It may be frightening for a new graduate entering the workforce since we all know that the job market is not quite as great as it once was. Luckily, there are useful tax deductions which may be useful if you are required to relocate to a job 50 or more miles away. The rules are somewhat complicated and you may want to speak to a tax expert to be sure your expenses do qualify. By way of example, gasoline and hotel costs can be claimed, whilst food cannot.

Avoid Credit Predators

While this isn’t technically tax guidance, it’s a good idea to beware of lenders that prey on college grads. Credit card companies target college students with on campus promoters, and will keep doing so following graduation. It is more likely you will have extra money, if you avoid opening accounts your whole tax liabilities can be paid by you.

Student Loan Interest

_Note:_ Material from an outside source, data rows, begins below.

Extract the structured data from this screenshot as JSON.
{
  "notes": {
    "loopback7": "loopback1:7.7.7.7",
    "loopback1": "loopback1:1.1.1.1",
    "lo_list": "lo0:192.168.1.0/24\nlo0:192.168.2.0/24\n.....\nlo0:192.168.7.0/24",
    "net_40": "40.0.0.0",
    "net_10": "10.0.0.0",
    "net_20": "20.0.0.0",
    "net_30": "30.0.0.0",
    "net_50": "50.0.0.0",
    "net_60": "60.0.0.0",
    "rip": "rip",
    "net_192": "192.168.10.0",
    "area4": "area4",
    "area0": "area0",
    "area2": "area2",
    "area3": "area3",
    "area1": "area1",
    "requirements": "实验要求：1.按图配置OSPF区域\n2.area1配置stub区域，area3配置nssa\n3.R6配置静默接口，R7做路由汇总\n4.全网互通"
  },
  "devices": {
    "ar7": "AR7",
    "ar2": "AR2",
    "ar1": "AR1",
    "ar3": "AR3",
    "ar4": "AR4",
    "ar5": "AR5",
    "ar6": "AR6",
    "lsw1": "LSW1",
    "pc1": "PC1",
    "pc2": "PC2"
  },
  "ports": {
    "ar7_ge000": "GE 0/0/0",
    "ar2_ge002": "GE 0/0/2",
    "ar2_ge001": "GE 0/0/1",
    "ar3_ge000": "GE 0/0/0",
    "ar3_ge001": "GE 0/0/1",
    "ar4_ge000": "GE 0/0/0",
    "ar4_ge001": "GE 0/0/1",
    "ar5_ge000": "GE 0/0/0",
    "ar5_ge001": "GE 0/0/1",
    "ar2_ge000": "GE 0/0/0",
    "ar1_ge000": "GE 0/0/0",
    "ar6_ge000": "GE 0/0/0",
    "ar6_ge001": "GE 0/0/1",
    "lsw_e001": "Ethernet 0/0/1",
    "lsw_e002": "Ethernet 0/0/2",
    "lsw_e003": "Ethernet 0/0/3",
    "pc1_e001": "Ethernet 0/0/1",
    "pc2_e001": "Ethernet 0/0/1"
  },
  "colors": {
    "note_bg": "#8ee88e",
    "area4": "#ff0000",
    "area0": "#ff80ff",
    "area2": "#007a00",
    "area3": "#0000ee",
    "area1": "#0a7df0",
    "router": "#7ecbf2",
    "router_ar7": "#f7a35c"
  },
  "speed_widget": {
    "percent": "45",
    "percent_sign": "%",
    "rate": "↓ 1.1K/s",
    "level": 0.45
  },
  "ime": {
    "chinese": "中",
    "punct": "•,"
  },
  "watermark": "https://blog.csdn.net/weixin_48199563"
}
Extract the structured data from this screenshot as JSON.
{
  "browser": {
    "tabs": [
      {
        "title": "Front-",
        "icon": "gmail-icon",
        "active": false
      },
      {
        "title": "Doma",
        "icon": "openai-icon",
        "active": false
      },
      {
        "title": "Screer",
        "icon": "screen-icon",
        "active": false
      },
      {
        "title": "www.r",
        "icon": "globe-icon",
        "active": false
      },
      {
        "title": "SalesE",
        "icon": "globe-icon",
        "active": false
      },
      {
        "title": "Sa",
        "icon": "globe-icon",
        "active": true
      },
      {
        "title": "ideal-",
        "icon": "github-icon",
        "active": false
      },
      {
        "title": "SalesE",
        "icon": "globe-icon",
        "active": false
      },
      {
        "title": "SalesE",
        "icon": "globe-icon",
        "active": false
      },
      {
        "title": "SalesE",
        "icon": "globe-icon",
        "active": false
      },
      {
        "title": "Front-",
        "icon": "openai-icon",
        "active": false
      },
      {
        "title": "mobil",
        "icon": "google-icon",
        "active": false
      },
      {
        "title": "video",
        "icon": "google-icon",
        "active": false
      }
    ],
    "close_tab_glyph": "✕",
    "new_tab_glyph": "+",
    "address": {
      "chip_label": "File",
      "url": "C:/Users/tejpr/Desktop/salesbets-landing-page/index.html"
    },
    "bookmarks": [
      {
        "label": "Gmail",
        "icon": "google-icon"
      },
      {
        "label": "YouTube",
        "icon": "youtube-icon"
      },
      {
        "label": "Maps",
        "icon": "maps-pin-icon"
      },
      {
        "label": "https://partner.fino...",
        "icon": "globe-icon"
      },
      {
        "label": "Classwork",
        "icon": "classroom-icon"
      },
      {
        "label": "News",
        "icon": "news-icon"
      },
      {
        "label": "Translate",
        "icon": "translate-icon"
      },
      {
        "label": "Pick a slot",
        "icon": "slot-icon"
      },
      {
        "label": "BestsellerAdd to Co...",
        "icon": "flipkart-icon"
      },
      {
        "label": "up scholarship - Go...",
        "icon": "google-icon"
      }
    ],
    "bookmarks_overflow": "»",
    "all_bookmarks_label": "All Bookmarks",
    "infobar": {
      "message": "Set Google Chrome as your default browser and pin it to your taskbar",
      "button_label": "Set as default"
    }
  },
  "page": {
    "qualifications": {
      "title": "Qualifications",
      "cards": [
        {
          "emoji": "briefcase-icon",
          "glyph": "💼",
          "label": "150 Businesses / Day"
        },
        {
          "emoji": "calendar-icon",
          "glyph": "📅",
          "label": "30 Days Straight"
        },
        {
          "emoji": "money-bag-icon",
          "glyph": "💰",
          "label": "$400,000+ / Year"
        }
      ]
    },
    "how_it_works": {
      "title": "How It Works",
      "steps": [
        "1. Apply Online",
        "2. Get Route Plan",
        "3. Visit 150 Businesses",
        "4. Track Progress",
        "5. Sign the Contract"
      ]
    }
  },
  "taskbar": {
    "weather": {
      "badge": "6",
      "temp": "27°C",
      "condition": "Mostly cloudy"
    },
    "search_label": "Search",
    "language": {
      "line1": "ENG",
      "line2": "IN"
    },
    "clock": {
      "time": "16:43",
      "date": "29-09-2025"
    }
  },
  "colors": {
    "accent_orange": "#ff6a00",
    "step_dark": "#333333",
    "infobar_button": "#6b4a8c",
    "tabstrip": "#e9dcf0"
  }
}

You can now benefit from the student loan interest deduction, if you took out any student loans that will help you cover college fees. It enables you to subtract the interest paid on your own loans, which may be a chunk of change to many graduates. This deduction does start to phase out when your income reaches a yearly amount of $65,000. For more information, check out page 28 of the IRS publication.

Standard Deduction vs Itemizing

Most college graduates are going to settle for the deduction of ,450. If you’re a married grad, you can take the deduction of $10,900, and also $ 8,000 can be claimed by heads of family. Taking the deduction will create preparing your return easier, but you should also consider the advantages of itemizing your return. Then you may want to itemize for maximum savings if you believe that your total number of credits and deductions will exceed your standard deduction. This may seem difficult, but tax professionals – as well as tax prep programs – can certainly inform you if you would be benefited by taking the standard deduction or not.

Charitable Donations

While any taxpayer can claim this credit, the charitable contributions deduction can be especially useful to many college graduates. If you had to downsize to relocate for a new job, or contributed lots of your books that are older, then be sure to keep track of the items you donate. It is your choice to deduct the value of all items you happen to donate, provided you itemize your return and carry evidence of your donation.

Self-Employment

This year more than ever, college graduates – particularly those majoring in a technology related field – are thinking about self-employment. Fortunately for them, there are dozens of deductions and tax credits out there for people that are self-employed.

On completing your schooling it is certain that a new phase in life starts. You may continue with your education or may watch out for a job. There is a component of taxation in all these.